# TASK GOAL
Word for word, set down the records and skip each picture.

# INPUT DATA

::::::::::

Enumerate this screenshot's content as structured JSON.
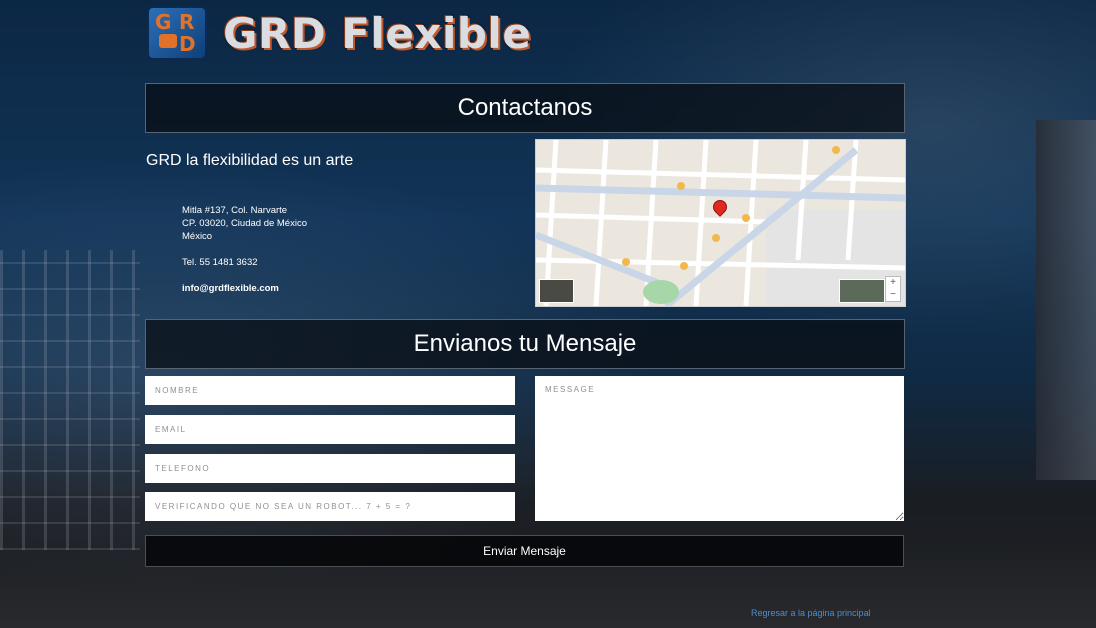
{
  "brand": {
    "logo_letters": [
      "G",
      "R",
      "D"
    ],
    "name": "GRD Flexible"
  },
  "contact": {
    "title": "Contactanos",
    "tagline": "GRD la flexibilidad es un arte",
    "address_lines": [
      "Mitla #137, Col. Narvarte",
      "CP. 03020, Ciudad de México",
      "México"
    ],
    "phone": "Tel. 55 1481 3632",
    "email": "info@grdflexible.com"
  },
  "map": {
    "zoom_in": "+",
    "zoom_out": "−"
  },
  "form": {
    "title": "Envianos tu Mensaje",
    "nombre_placeholder": "NOMBRE",
    "email_placeholder": "EMAIL",
    "telefono_placeholder": "TELEFONO",
    "robot_placeholder": "VERIFICANDO QUE NO SEA UN ROBOT... 7 + 5 = ?",
    "message_placeholder": "MESSAGE",
    "submit_label": "Enviar Mensaje"
  },
  "footer": {
    "back_link": "Regresar a la página principal"
  },
  "colors": {
    "accent_orange": "#e0722a",
    "link_blue": "#4a8fd0",
    "header_bg": "#080c12"
  }
}
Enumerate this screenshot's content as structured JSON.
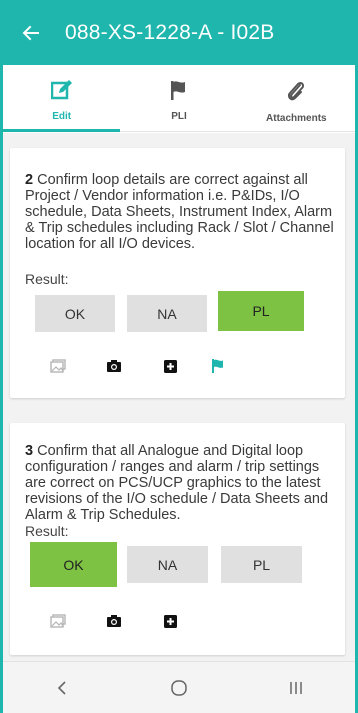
{
  "header": {
    "title": "088-XS-1228-A - I02B"
  },
  "tabs": [
    {
      "label": "Edit",
      "icon": "edit-icon",
      "active": true
    },
    {
      "label": "PLI",
      "icon": "flag-icon",
      "active": false
    },
    {
      "label": "Attachments",
      "icon": "paperclip-icon",
      "active": false
    }
  ],
  "items": [
    {
      "number": "2",
      "text": " Confirm loop details are correct against all Project / Vendor information i.e. P&IDs, I/O schedule, Data Sheets, Instrument Index, Alarm & Trip schedules including Rack / Slot / Channel location for all I/O devices.",
      "result_label": "Result:",
      "options": [
        "OK",
        "NA",
        "PL"
      ],
      "selected": "PL"
    },
    {
      "number": "3",
      "text": " Confirm that all Analogue and Digital loop configuration / ranges and alarm / trip settings are correct on PCS/UCP graphics to the latest revisions of the I/O schedule / Data Sheets and Alarm & Trip Schedules.",
      "result_label": "Result:",
      "options": [
        "OK",
        "NA",
        "PL"
      ],
      "selected": "OK"
    }
  ],
  "colors": {
    "primary": "#1fb6ad",
    "selected": "#7ec243",
    "unselected": "#e0e0e0"
  }
}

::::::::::

# RESPONSE TO THIS TASK
Enumerate this screenshot's content as structured JSON.
{
  "brand": {
    "logo_letters": [
      "G",
      "R",
      "D"
    ],
    "name": "GRD Flexible"
  },
  "contact": {
    "title": "Contactanos",
    "tagline": "GRD la flexibilidad es un arte",
    "address_lines": [
      "Mitla #137, Col. Narvarte",
      "CP. 03020, Ciudad de México",
      "México"
    ],
    "phone": "Tel. 55 1481 3632",
    "email": "info@grdflexible.com"
  },
  "map": {
    "zoom_in": "+",
    "zoom_out": "−"
  },
  "form": {
    "title": "Envianos tu Mensaje",
    "nombre_placeholder": "NOMBRE",
    "email_placeholder": "EMAIL",
    "telefono_placeholder": "TELEFONO",
    "robot_placeholder": "VERIFICANDO QUE NO SEA UN ROBOT... 7 + 5 = ?",
    "message_placeholder": "MESSAGE",
    "submit_label": "Enviar Mensaje"
  },
  "footer": {
    "back_link": "Regresar a la página principal"
  },
  "colors": {
    "accent_orange": "#e0722a",
    "link_blue": "#4a8fd0",
    "header_bg": "#080c12"
  }
}
Enumerate this screenshot's content as structured JSON.
{
  "header": {
    "title": "088-XS-1228-A - I02B"
  },
  "tabs": [
    {
      "label": "Edit",
      "icon": "edit-icon",
      "active": true
    },
    {
      "label": "PLI",
      "icon": "flag-icon",
      "active": false
    },
    {
      "label": "Attachments",
      "icon": "paperclip-icon",
      "active": false
    }
  ],
  "items": [
    {
      "number": "2",
      "text": " Confirm loop details are correct against all Project / Vendor information i.e. P&IDs, I/O schedule, Data Sheets, Instrument Index, Alarm & Trip schedules including Rack / Slot / Channel location for all I/O devices.",
      "result_label": "Result:",
      "options": [
        "OK",
        "NA",
        "PL"
      ],
      "selected": "PL"
    },
    {
      "number": "3",
      "text": " Confirm that all Analogue and Digital loop configuration / ranges and alarm / trip settings are correct on PCS/UCP graphics to the latest revisions of the I/O schedule / Data Sheets and Alarm & Trip Schedules.",
      "result_label": "Result:",
      "options": [
        "OK",
        "NA",
        "PL"
      ],
      "selected": "OK"
    }
  ],
  "colors": {
    "primary": "#1fb6ad",
    "selected": "#7ec243",
    "unselected": "#e0e0e0"
  }
}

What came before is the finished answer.